I chose to review this volume separately from the first three, due to it being nominated for the Hugo Award for Best Graphic Story 2020, but I feel like I don’t have a lot to say separate from my thoughts on the preceding volumes. I feel like Monstress is a bit of an acquired taste of a series. If you dig manga-inspired tentacle monsters inhabiting a realpolitik world loosely based on early 1900s Asia, with steampunk technology and a fascinating diversity of factions/people, then you may very well enjoy this series. If you’re okay with things not being explained to you but enjoy constant novelty with pretty or grotesque things thrown onto the pages before you, then you’ll probably enjoy this series. Given my high tolerance for deep world-building and fantasy settings, as well as my partiality for diverse representation and feminist interpretations, I thought I’d enjoy this title a lot more than I do. But after Vol 4, I don’t think I’ll bother reading any more of this series, unless forced to next year by Hugo voters.

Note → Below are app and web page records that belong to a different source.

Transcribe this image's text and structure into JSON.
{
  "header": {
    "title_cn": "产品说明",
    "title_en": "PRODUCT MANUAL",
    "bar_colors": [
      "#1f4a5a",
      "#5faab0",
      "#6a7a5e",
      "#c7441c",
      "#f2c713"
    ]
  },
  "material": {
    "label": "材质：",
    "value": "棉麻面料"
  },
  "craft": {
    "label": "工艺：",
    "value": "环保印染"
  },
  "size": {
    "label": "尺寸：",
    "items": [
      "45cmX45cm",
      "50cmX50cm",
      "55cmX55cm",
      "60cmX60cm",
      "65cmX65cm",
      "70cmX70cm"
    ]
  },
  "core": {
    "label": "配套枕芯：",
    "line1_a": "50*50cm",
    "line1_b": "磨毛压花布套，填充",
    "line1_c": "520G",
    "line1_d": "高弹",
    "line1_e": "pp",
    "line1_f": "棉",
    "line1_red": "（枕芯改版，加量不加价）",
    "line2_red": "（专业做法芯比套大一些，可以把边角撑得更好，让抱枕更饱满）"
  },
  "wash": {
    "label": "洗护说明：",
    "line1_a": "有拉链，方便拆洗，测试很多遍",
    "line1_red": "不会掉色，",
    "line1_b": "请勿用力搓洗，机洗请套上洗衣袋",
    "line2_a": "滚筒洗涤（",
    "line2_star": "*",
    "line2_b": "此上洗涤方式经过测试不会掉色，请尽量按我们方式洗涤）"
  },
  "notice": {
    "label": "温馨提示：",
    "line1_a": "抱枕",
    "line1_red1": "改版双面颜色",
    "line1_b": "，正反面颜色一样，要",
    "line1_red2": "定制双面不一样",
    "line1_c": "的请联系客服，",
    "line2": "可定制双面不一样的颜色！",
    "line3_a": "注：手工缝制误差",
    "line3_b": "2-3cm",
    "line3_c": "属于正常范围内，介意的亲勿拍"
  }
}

The main trouble is that as the series progresses, it gets really, really tropey. Maika is a grumpy but attractive anti-hero trying to fight the literal demon/old god inside her. She has a soft spot for Kippa, the pure-hearted and v earnest child Arcanic who’s decided to be her sidekick. In this volume, Maika discovers that her dad is as much a bastard as her mother was, and has to hit the road again as forces continue to amass, threatening war against one another when the real threat is the release of the old gods into the terrestrial realms. There’s a bunch of betrayal, a bunch of ghastly horror stuff, and just enough of Kippa and Ren’s absolutely adorable adventures to make me care about what’s going on while everyone else is V Grumpy and V Serious around them. I get it, it’s a horror/high fantasy comic, it’s not gonna be a laugh a minute, but all this dourness is just exhausting, especially when it no longer feels in service to anything new or fresh story-wise.